Baby Talk For Dads

We did some signal processing to enable this web app that teaches dads to speak to their young kids in “baby talk”. This one was coded up in C++ and converted to js using emscripten.

Clever Cat Collar

We worked with We Do to build a smart cat collar that tries to translate cat language to english. The whole thing is a bit tongue-in-cheek as you can see in the video below, but the thing actually works, even though we only built one copy. You can even see me in the promo video making cat noises…

Catterbox from Tash and Dan on Vimeo.

Pacemaker DJ now does the work for you

We developed a state-of-the-art automatic DJ system for Pacemaker so you can spend your time on more important things. Go get it for your iPhone & iPad, it’s also FREE!!!

CAPE – the Cut-And-Paste Engine

In 2009 I spent a little time developing an audio mosaic engine, which basically built a database of sound snippets from a bunch of recordings, then tries to recreate another recording using only those snippets. As I’m now getting back into automatic remixing and such, I though it was time to revisit this thing. Here’s a demo video:

To be continued – maybe?!?!?

Interactive Audiovisual Experiment

Here is the latest iteration of my as yet untitled interactive art piece. A sensor reacts to body movements, which are translated to colors in software and projected onto the bodies in real time. Future versions will also react to incoming sound. Stay tuned, and contact me for more information on this piece.

This video was shot under the Liljeholmen Bridge in Stockholm, Sweden on September 8, 2012, where the piece was shown as part of John Essing‘s “The Dark Light” release party.

Merry Christmas!

This year I’ve made a “conscious” x-mas song for you all to enjoy. It is a dwelling on one of the more moronic topics in the 1984 hit Do They Know It’s Christmas by Band-Aid. Listen, take heed, and become enlightened!

Lessons learned from the 24-hour iPhone app

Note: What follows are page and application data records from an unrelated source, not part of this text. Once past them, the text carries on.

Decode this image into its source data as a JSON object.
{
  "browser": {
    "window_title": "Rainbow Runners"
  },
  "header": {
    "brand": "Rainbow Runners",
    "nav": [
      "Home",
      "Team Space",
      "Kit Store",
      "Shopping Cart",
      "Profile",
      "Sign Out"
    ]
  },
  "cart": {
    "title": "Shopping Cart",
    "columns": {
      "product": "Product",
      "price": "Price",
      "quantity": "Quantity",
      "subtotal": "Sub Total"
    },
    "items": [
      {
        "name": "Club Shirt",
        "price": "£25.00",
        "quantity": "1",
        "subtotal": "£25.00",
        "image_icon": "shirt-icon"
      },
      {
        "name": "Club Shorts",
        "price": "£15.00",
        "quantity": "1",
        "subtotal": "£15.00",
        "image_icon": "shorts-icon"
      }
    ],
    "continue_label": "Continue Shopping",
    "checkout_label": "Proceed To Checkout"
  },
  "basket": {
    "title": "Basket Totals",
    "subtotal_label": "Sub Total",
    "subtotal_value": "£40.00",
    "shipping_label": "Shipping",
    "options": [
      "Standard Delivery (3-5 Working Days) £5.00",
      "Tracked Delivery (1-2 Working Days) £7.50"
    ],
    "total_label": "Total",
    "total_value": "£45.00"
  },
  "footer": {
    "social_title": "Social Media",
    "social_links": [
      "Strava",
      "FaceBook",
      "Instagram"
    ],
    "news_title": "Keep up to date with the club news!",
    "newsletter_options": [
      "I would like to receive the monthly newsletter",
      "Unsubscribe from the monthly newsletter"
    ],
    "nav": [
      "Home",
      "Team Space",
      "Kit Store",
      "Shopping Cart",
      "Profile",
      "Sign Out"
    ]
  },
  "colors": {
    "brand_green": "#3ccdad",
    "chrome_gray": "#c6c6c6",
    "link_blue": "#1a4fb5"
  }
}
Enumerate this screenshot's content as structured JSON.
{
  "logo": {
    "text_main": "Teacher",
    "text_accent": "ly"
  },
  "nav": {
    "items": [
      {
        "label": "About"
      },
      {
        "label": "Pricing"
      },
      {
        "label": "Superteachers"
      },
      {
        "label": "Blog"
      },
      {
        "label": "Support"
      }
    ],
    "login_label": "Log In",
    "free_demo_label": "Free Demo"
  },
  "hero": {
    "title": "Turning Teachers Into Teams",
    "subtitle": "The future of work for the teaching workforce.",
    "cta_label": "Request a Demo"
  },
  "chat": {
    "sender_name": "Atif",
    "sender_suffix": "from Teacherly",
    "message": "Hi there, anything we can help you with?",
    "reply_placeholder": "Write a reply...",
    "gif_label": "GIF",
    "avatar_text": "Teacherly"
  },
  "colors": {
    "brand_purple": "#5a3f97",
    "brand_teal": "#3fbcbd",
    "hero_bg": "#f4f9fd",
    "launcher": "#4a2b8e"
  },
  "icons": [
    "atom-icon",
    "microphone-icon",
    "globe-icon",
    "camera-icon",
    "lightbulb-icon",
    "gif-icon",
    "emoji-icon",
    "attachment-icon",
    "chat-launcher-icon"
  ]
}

As an experiment, I have beset myself upon producing a finished iPhone-app with only 24 hours of work, including everything from idea musing to writing this blog post. To save my own sanity and health, these 24 hours were spread over a 2-week period (including the 5-day App Store review process).

The app is called Vocal Shapes and is a visualizer for monophonic audio signals such as your voice or a musical instrument. Here is a quick demo video:

Here is a breakdown of how the hours were spent:

Idea 1 hour
Audio Signal Processing 2 hours
OpenGL graphics programming & design 4 hours
Splash Screen Artwork & Animation 3 hours
Fine tuning of processing & graphics 3 hours
Testing 2 hours
App Store Submission 3 hours
Promo Song & video 3 hours
This blog post & product web page 1 hour
Sum 22 hours


So, 2 hours remain, which I will probably spend making another nice demo video. Lessons I have learned so far:

  • Simple apps require dramatically less development time
  • Simple apps are more fun to develop
  • Even the simplest apps apparently get downloaded by some people


Note: this app is no longer available, I haven’t had the time to redo it for newer phones. If I were to resurrect this, it would probably be as a web page, using WebGL.